◆ PROMPT
Hunt through the entries for the word "sqlite" and copy each line in which it appears.

◆ DATA SUPPLIED
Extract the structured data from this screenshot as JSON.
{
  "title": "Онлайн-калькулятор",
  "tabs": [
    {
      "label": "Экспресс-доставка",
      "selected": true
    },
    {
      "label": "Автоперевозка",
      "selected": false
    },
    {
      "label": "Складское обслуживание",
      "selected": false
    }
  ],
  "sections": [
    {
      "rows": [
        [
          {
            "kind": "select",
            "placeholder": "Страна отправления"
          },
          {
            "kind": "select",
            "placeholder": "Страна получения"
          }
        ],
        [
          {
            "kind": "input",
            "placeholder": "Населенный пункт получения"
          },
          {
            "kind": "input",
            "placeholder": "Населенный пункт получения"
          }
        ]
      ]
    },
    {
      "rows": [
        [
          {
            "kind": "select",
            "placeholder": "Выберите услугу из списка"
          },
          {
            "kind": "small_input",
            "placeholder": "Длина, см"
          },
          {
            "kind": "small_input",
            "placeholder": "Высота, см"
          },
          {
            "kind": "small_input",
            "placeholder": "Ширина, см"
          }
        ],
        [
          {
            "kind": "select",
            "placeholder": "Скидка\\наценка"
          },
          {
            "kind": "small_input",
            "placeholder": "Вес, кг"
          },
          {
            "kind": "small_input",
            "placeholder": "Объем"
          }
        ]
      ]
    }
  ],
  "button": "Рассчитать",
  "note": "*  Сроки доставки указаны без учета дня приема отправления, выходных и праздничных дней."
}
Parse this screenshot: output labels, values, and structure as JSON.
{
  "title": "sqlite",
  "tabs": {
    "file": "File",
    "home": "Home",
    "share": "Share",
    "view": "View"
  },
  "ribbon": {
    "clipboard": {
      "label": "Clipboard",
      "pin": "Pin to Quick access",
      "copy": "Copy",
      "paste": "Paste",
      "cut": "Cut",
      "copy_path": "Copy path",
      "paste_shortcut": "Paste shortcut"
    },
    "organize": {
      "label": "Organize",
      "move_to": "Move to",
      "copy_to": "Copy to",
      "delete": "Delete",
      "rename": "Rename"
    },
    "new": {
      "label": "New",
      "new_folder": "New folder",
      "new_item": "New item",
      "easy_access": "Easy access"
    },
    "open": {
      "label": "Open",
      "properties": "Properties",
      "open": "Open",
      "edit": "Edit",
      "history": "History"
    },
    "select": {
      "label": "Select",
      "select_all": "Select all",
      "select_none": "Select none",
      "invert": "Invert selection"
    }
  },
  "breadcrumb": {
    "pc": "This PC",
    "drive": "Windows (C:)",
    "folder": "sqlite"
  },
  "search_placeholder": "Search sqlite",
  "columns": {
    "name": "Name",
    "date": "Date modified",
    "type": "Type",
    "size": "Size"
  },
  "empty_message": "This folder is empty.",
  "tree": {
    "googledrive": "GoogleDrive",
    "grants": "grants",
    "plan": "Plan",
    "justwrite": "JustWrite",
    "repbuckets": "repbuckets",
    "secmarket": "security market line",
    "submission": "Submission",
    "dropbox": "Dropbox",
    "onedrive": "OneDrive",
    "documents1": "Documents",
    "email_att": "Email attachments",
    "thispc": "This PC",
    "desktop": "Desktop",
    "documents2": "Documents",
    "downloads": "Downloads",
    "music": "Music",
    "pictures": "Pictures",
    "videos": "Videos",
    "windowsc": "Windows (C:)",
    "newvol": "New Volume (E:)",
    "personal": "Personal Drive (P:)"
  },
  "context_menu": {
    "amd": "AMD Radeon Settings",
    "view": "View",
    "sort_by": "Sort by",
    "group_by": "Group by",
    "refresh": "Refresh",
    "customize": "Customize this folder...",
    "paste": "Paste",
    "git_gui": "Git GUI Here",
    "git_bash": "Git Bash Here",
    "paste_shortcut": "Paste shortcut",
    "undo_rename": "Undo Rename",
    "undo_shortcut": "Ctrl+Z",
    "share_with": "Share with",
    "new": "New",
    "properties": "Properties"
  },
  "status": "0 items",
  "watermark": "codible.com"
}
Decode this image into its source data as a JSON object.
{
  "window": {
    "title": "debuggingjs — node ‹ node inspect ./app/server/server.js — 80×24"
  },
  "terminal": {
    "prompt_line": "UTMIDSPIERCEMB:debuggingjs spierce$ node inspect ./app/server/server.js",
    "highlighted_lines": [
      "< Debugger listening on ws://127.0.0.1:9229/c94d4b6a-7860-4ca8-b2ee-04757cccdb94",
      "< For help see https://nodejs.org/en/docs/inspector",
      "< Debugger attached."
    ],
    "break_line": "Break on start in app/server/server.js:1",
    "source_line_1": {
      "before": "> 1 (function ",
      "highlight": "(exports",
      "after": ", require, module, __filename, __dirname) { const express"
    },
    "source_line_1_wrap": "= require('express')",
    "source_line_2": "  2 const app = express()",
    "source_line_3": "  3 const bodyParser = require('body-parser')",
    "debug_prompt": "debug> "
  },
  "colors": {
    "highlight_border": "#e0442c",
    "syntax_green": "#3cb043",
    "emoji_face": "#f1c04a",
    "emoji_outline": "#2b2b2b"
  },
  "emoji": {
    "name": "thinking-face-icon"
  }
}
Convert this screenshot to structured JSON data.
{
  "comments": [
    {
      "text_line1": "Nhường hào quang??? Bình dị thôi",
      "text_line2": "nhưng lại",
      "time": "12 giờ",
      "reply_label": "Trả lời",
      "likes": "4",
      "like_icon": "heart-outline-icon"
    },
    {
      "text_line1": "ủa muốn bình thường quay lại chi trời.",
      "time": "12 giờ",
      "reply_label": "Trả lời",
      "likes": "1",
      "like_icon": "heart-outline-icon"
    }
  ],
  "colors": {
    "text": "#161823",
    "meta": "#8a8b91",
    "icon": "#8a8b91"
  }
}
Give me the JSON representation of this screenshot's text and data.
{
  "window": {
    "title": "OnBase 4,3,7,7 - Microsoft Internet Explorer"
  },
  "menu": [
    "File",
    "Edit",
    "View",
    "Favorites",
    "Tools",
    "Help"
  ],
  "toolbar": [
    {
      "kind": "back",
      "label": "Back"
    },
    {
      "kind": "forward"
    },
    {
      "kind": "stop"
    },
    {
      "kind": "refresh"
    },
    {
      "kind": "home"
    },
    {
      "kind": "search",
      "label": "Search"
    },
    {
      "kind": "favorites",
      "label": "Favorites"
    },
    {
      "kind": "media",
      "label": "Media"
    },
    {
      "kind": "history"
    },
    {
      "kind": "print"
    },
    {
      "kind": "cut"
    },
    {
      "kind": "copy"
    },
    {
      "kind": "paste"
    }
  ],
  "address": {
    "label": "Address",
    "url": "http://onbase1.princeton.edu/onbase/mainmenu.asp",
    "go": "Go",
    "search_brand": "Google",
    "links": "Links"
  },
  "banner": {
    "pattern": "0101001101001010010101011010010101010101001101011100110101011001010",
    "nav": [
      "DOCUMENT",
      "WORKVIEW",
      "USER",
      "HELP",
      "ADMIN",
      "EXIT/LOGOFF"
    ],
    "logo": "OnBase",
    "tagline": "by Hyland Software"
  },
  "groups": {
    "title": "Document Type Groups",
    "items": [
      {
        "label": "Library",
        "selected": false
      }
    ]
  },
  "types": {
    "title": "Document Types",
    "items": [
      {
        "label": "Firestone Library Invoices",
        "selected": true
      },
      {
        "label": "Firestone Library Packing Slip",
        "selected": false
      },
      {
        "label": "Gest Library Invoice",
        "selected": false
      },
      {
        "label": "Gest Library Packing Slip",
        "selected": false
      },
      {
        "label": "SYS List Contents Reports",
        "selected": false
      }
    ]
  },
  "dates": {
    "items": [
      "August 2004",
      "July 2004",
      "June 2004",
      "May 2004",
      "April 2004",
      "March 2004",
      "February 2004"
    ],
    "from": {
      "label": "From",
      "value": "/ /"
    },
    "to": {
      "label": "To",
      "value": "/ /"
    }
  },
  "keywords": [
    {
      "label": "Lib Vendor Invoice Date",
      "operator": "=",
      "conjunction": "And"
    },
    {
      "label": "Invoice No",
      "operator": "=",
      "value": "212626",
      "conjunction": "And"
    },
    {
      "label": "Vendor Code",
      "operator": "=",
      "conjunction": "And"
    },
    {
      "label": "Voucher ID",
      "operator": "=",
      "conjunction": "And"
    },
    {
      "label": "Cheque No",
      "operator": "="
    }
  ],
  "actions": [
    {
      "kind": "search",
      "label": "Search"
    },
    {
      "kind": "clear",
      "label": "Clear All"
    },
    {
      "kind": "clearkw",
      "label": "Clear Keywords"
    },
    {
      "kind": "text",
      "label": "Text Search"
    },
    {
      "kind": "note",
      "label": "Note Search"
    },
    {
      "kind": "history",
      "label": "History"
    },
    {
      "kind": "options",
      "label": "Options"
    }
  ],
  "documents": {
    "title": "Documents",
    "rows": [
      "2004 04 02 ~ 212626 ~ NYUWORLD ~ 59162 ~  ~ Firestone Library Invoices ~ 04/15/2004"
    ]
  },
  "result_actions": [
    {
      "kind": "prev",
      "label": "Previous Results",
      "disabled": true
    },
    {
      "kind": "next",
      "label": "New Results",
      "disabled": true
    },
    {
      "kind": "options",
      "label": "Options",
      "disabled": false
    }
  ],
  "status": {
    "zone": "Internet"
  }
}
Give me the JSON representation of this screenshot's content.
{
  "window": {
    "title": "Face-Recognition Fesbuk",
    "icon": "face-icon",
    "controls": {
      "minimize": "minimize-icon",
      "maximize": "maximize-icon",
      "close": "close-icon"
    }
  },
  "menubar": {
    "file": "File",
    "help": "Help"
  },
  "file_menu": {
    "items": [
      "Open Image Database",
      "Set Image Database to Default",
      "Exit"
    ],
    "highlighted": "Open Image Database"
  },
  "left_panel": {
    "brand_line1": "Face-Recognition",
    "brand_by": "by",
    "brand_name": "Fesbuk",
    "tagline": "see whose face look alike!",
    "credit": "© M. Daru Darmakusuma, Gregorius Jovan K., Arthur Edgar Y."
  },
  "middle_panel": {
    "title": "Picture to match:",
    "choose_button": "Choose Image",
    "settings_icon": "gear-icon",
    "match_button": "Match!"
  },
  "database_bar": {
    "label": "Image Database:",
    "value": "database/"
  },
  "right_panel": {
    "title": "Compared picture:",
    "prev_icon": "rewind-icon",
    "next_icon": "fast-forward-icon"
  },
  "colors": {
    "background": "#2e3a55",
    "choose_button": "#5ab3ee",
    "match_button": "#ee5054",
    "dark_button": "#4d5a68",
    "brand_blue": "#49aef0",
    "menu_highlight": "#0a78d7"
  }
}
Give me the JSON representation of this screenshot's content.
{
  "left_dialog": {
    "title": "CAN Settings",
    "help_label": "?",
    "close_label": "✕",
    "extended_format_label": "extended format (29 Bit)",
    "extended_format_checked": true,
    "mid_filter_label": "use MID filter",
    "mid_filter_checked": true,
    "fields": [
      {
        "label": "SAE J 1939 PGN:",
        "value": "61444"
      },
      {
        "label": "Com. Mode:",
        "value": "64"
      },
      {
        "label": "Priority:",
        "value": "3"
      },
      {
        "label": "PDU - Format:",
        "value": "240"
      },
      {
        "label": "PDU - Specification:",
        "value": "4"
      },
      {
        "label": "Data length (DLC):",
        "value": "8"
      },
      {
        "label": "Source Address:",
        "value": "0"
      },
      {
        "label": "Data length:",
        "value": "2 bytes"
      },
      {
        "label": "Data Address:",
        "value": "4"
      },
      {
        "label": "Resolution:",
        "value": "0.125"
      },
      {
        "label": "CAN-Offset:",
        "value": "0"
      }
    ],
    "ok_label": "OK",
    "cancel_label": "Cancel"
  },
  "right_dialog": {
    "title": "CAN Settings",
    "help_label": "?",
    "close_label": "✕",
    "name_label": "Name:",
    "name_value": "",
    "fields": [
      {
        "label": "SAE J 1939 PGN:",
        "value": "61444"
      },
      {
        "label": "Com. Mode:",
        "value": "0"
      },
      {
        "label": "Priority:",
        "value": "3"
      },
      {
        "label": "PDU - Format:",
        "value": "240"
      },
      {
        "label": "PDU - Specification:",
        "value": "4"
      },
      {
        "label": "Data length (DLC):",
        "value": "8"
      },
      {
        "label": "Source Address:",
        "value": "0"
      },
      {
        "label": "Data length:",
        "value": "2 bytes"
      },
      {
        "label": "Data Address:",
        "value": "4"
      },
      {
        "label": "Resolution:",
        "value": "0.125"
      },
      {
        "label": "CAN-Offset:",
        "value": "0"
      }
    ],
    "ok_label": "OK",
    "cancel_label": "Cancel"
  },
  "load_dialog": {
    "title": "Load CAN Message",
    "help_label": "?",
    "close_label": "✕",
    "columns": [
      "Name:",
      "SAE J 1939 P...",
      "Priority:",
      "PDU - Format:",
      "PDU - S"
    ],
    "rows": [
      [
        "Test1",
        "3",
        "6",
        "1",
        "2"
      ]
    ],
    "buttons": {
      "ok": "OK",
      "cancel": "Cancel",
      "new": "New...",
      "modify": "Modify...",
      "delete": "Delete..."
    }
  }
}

◆ SOLUTION TO THE EXERCISE
  "title": "sqlite",
    "folder": "sqlite"
  "search_placeholder": "Search sqlite",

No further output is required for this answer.